Exercise brief:
Among the entries below, find each line holding "Base" and return it.

Working data START

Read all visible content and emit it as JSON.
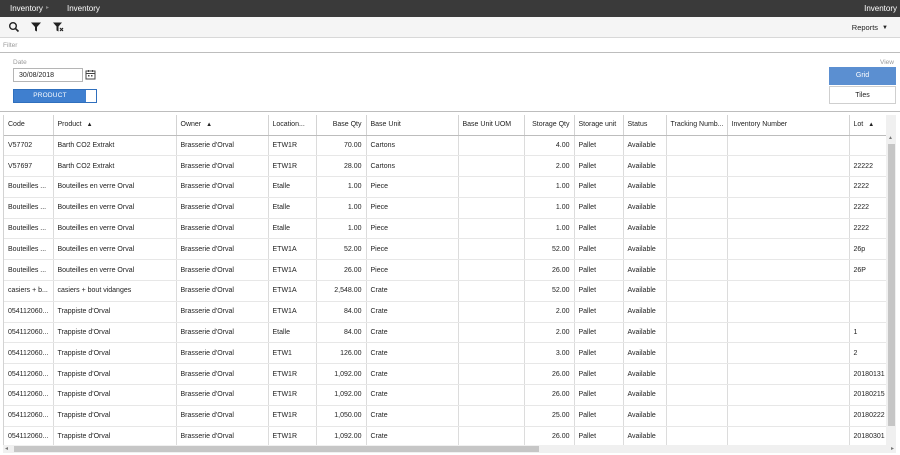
{
  "titlebar": {
    "crumb1": "Inventory",
    "crumb2": "Inventory",
    "right": "Inventory"
  },
  "toolbar": {
    "icons": [
      "search-icon",
      "filter-icon",
      "clear-filter-icon"
    ],
    "reports_label": "Reports"
  },
  "filter": {
    "label": "Filter"
  },
  "date": {
    "label": "Date",
    "value": "30/08/2018"
  },
  "toggle": {
    "label": "PRODUCT"
  },
  "view": {
    "label": "View",
    "grid": "Grid",
    "tiles": "Tiles"
  },
  "columns": [
    {
      "label": "Code",
      "sort": ""
    },
    {
      "label": "Product",
      "sort": "▲"
    },
    {
      "label": "Owner",
      "sort": "▲"
    },
    {
      "label": "Location...",
      "sort": ""
    },
    {
      "label": "Base Qty",
      "sort": ""
    },
    {
      "label": "Base Unit",
      "sort": ""
    },
    {
      "label": "Base Unit UOM",
      "sort": ""
    },
    {
      "label": "Storage Qty",
      "sort": ""
    },
    {
      "label": "Storage unit",
      "sort": ""
    },
    {
      "label": "Status",
      "sort": ""
    },
    {
      "label": "Tracking Numb...",
      "sort": ""
    },
    {
      "label": "Inventory Number",
      "sort": ""
    },
    {
      "label": "Lot",
      "sort": "▲"
    }
  ],
  "rows": [
    [
      "V57702",
      "Barth CO2 Extrakt",
      "Brasserie d'Orval",
      "ETW1R",
      "70.00",
      "Cartons",
      "",
      "4.00",
      "Pallet",
      "Available",
      "",
      "",
      ""
    ],
    [
      "V57697",
      "Barth CO2 Extrakt",
      "Brasserie d'Orval",
      "ETW1R",
      "28.00",
      "Cartons",
      "",
      "2.00",
      "Pallet",
      "Available",
      "",
      "",
      "22222"
    ],
    [
      "Bouteilles ...",
      "Bouteilles en verre Orval",
      "Brasserie d'Orval",
      "Etalle",
      "1.00",
      "Piece",
      "",
      "1.00",
      "Pallet",
      "Available",
      "",
      "",
      "2222"
    ],
    [
      "Bouteilles ...",
      "Bouteilles en verre Orval",
      "Brasserie d'Orval",
      "Etalle",
      "1.00",
      "Piece",
      "",
      "1.00",
      "Pallet",
      "Available",
      "",
      "",
      "2222"
    ],
    [
      "Bouteilles ...",
      "Bouteilles en verre Orval",
      "Brasserie d'Orval",
      "Etalle",
      "1.00",
      "Piece",
      "",
      "1.00",
      "Pallet",
      "Available",
      "",
      "",
      "2222"
    ],
    [
      "Bouteilles ...",
      "Bouteilles en verre Orval",
      "Brasserie d'Orval",
      "ETW1A",
      "52.00",
      "Piece",
      "",
      "52.00",
      "Pallet",
      "Available",
      "",
      "",
      "26p"
    ],
    [
      "Bouteilles ...",
      "Bouteilles en verre Orval",
      "Brasserie d'Orval",
      "ETW1A",
      "26.00",
      "Piece",
      "",
      "26.00",
      "Pallet",
      "Available",
      "",
      "",
      "26P"
    ],
    [
      "casiers + b...",
      "casiers + bout vidanges",
      "Brasserie d'Orval",
      "ETW1A",
      "2,548.00",
      "Crate",
      "",
      "52.00",
      "Pallet",
      "Available",
      "",
      "",
      ""
    ],
    [
      "054112060...",
      "Trappiste d'Orval",
      "Brasserie d'Orval",
      "ETW1A",
      "84.00",
      "Crate",
      "",
      "2.00",
      "Pallet",
      "Available",
      "",
      "",
      ""
    ],
    [
      "054112060...",
      "Trappiste d'Orval",
      "Brasserie d'Orval",
      "Etalle",
      "84.00",
      "Crate",
      "",
      "2.00",
      "Pallet",
      "Available",
      "",
      "",
      "1"
    ],
    [
      "054112060...",
      "Trappiste d'Orval",
      "Brasserie d'Orval",
      "ETW1",
      "126.00",
      "Crate",
      "",
      "3.00",
      "Pallet",
      "Available",
      "",
      "",
      "2"
    ],
    [
      "054112060...",
      "Trappiste d'Orval",
      "Brasserie d'Orval",
      "ETW1R",
      "1,092.00",
      "Crate",
      "",
      "26.00",
      "Pallet",
      "Available",
      "",
      "",
      "20180131"
    ],
    [
      "054112060...",
      "Trappiste d'Orval",
      "Brasserie d'Orval",
      "ETW1R",
      "1,092.00",
      "Crate",
      "",
      "26.00",
      "Pallet",
      "Available",
      "",
      "",
      "20180215"
    ],
    [
      "054112060...",
      "Trappiste d'Orval",
      "Brasserie d'Orval",
      "ETW1R",
      "1,050.00",
      "Crate",
      "",
      "25.00",
      "Pallet",
      "Available",
      "",
      "",
      "20180222"
    ],
    [
      "054112060...",
      "Trappiste d'Orval",
      "Brasserie d'Orval",
      "ETW1R",
      "1,092.00",
      "Crate",
      "",
      "26.00",
      "Pallet",
      "Available",
      "",
      "",
      "20180301"
    ]
  ]
}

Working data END

Task solution:
      "label": "Base Qty",
      "label": "Base Unit",
      "label": "Base Unit UOM",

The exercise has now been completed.